[Website and app data records]
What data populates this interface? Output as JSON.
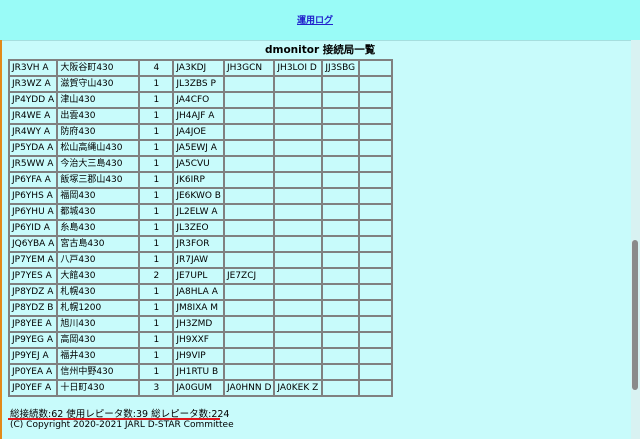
{
  "header": {
    "link_label": "運用ログ"
  },
  "page_title": "dmonitor 接続局一覧",
  "rows": [
    {
      "callsign": "JR3VH A",
      "name": "大阪谷町430",
      "count": "4",
      "stations": [
        "JA3KDJ",
        "JH3GCN",
        "JH3LOI D",
        "JJ3SBG"
      ]
    },
    {
      "callsign": "JR3WZ A",
      "name": "滋賀守山430",
      "count": "1",
      "stations": [
        "JL3ZBS P",
        "",
        "",
        ""
      ]
    },
    {
      "callsign": "JP4YDD A",
      "name": "津山430",
      "count": "1",
      "stations": [
        "JA4CFO",
        "",
        "",
        ""
      ]
    },
    {
      "callsign": "JR4WE A",
      "name": "出雲430",
      "count": "1",
      "stations": [
        "JH4AJF A",
        "",
        "",
        ""
      ]
    },
    {
      "callsign": "JR4WY A",
      "name": "防府430",
      "count": "1",
      "stations": [
        "JA4JOE",
        "",
        "",
        ""
      ]
    },
    {
      "callsign": "JP5YDA A",
      "name": "松山高縄山430",
      "count": "1",
      "stations": [
        "JA5EWJ A",
        "",
        "",
        ""
      ]
    },
    {
      "callsign": "JR5WW A",
      "name": "今治大三島430",
      "count": "1",
      "stations": [
        "JA5CVU",
        "",
        "",
        ""
      ]
    },
    {
      "callsign": "JP6YFA A",
      "name": "飯塚三郡山430",
      "count": "1",
      "stations": [
        "JK6IRP",
        "",
        "",
        ""
      ]
    },
    {
      "callsign": "JP6YHS A",
      "name": "福岡430",
      "count": "1",
      "stations": [
        "JE6KWO B",
        "",
        "",
        ""
      ]
    },
    {
      "callsign": "JP6YHU A",
      "name": "都城430",
      "count": "1",
      "stations": [
        "JL2ELW A",
        "",
        "",
        ""
      ]
    },
    {
      "callsign": "JP6YID A",
      "name": "糸島430",
      "count": "1",
      "stations": [
        "JL3ZEO",
        "",
        "",
        ""
      ]
    },
    {
      "callsign": "JQ6YBA A",
      "name": "宮古島430",
      "count": "1",
      "stations": [
        "JR3FOR",
        "",
        "",
        ""
      ]
    },
    {
      "callsign": "JP7YEM A",
      "name": "八戸430",
      "count": "1",
      "stations": [
        "JR7JAW",
        "",
        "",
        ""
      ]
    },
    {
      "callsign": "JP7YES A",
      "name": "大館430",
      "count": "2",
      "stations": [
        "JE7UPL",
        "JE7ZCJ",
        "",
        ""
      ]
    },
    {
      "callsign": "JP8YDZ A",
      "name": "札幌430",
      "count": "1",
      "stations": [
        "JA8HLA A",
        "",
        "",
        ""
      ]
    },
    {
      "callsign": "JP8YDZ B",
      "name": "札幌1200",
      "count": "1",
      "stations": [
        "JM8IXA M",
        "",
        "",
        ""
      ]
    },
    {
      "callsign": "JP8YEE A",
      "name": "旭川430",
      "count": "1",
      "stations": [
        "JH3ZMD",
        "",
        "",
        ""
      ]
    },
    {
      "callsign": "JP9YEG A",
      "name": "高岡430",
      "count": "1",
      "stations": [
        "JH9XXF",
        "",
        "",
        ""
      ]
    },
    {
      "callsign": "JP9YEJ A",
      "name": "福井430",
      "count": "1",
      "stations": [
        "JH9VIP",
        "",
        "",
        ""
      ]
    },
    {
      "callsign": "JP0YEA A",
      "name": "信州中野430",
      "count": "1",
      "stations": [
        "JH1RTU B",
        "",
        "",
        ""
      ]
    },
    {
      "callsign": "JP0YEF A",
      "name": "十日町430",
      "count": "3",
      "stations": [
        "JA0GUM",
        "JA0HNN D",
        "JA0KEK Z",
        ""
      ]
    }
  ],
  "summary": "総接続数:62 使用レピータ数:39 総レピータ数:224",
  "copyright": "(C) Copyright 2020-2021 JARL D-STAR Committee"
}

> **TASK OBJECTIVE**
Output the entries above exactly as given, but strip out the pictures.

> **RESPONSE TO THE TASK**
What data populates this interface? Output as JSON.
{
  "header": {
    "link_label": "運用ログ"
  },
  "page_title": "dmonitor 接続局一覧",
  "rows": [
    {
      "callsign": "JR3VH A",
      "name": "大阪谷町430",
      "count": "4",
      "stations": [
        "JA3KDJ",
        "JH3GCN",
        "JH3LOI D",
        "JJ3SBG"
      ]
    },
    {
      "callsign": "JR3WZ A",
      "name": "滋賀守山430",
      "count": "1",
      "stations": [
        "JL3ZBS P",
        "",
        "",
        ""
      ]
    },
    {
      "callsign": "JP4YDD A",
      "name": "津山430",
      "count": "1",
      "stations": [
        "JA4CFO",
        "",
        "",
        ""
      ]
    },
    {
      "callsign": "JR4WE A",
      "name": "出雲430",
      "count": "1",
      "stations": [
        "JH4AJF A",
        "",
        "",
        ""
      ]
    },
    {
      "callsign": "JR4WY A",
      "name": "防府430",
      "count": "1",
      "stations": [
        "JA4JOE",
        "",
        "",
        ""
      ]
    },
    {
      "callsign": "JP5YDA A",
      "name": "松山高縄山430",
      "count": "1",
      "stations": [
        "JA5EWJ A",
        "",
        "",
        ""
      ]
    },
    {
      "callsign": "JR5WW A",
      "name": "今治大三島430",
      "count": "1",
      "stations": [
        "JA5CVU",
        "",
        "",
        ""
      ]
    },
    {
      "callsign": "JP6YFA A",
      "name": "飯塚三郡山430",
      "count": "1",
      "stations": [
        "JK6IRP",
        "",
        "",
        ""
      ]
    },
    {
      "callsign": "JP6YHS A",
      "name": "福岡430",
      "count": "1",
      "stations": [
        "JE6KWO B",
        "",
        "",
        ""
      ]
    },
    {
      "callsign": "JP6YHU A",
      "name": "都城430",
      "count": "1",
      "stations": [
        "JL2ELW A",
        "",
        "",
        ""
      ]
    },
    {
      "callsign": "JP6YID A",
      "name": "糸島430",
      "count": "1",
      "stations": [
        "JL3ZEO",
        "",
        "",
        ""
      ]
    },
    {
      "callsign": "JQ6YBA A",
      "name": "宮古島430",
      "count": "1",
      "stations": [
        "JR3FOR",
        "",
        "",
        ""
      ]
    },
    {
      "callsign": "JP7YEM A",
      "name": "八戸430",
      "count": "1",
      "stations": [
        "JR7JAW",
        "",
        "",
        ""
      ]
    },
    {
      "callsign": "JP7YES A",
      "name": "大館430",
      "count": "2",
      "stations": [
        "JE7UPL",
        "JE7ZCJ",
        "",
        ""
      ]
    },
    {
      "callsign": "JP8YDZ A",
      "name": "札幌430",
      "count": "1",
      "stations": [
        "JA8HLA A",
        "",
        "",
        ""
      ]
    },
    {
      "callsign": "JP8YDZ B",
      "name": "札幌1200",
      "count": "1",
      "stations": [
        "JM8IXA M",
        "",
        "",
        ""
      ]
    },
    {
      "callsign": "JP8YEE A",
      "name": "旭川430",
      "count": "1",
      "stations": [
        "JH3ZMD",
        "",
        "",
        ""
      ]
    },
    {
      "callsign": "JP9YEG A",
      "name": "高岡430",
      "count": "1",
      "stations": [
        "JH9XXF",
        "",
        "",
        ""
      ]
    },
    {
      "callsign": "JP9YEJ A",
      "name": "福井430",
      "count": "1",
      "stations": [
        "JH9VIP",
        "",
        "",
        ""
      ]
    },
    {
      "callsign": "JP0YEA A",
      "name": "信州中野430",
      "count": "1",
      "stations": [
        "JH1RTU B",
        "",
        "",
        ""
      ]
    },
    {
      "callsign": "JP0YEF A",
      "name": "十日町430",
      "count": "3",
      "stations": [
        "JA0GUM",
        "JA0HNN D",
        "JA0KEK Z",
        ""
      ]
    }
  ],
  "summary": "総接続数:62 使用レピータ数:39 総レピータ数:224",
  "copyright": "(C) Copyright 2020-2021 JARL D-STAR Committee"
}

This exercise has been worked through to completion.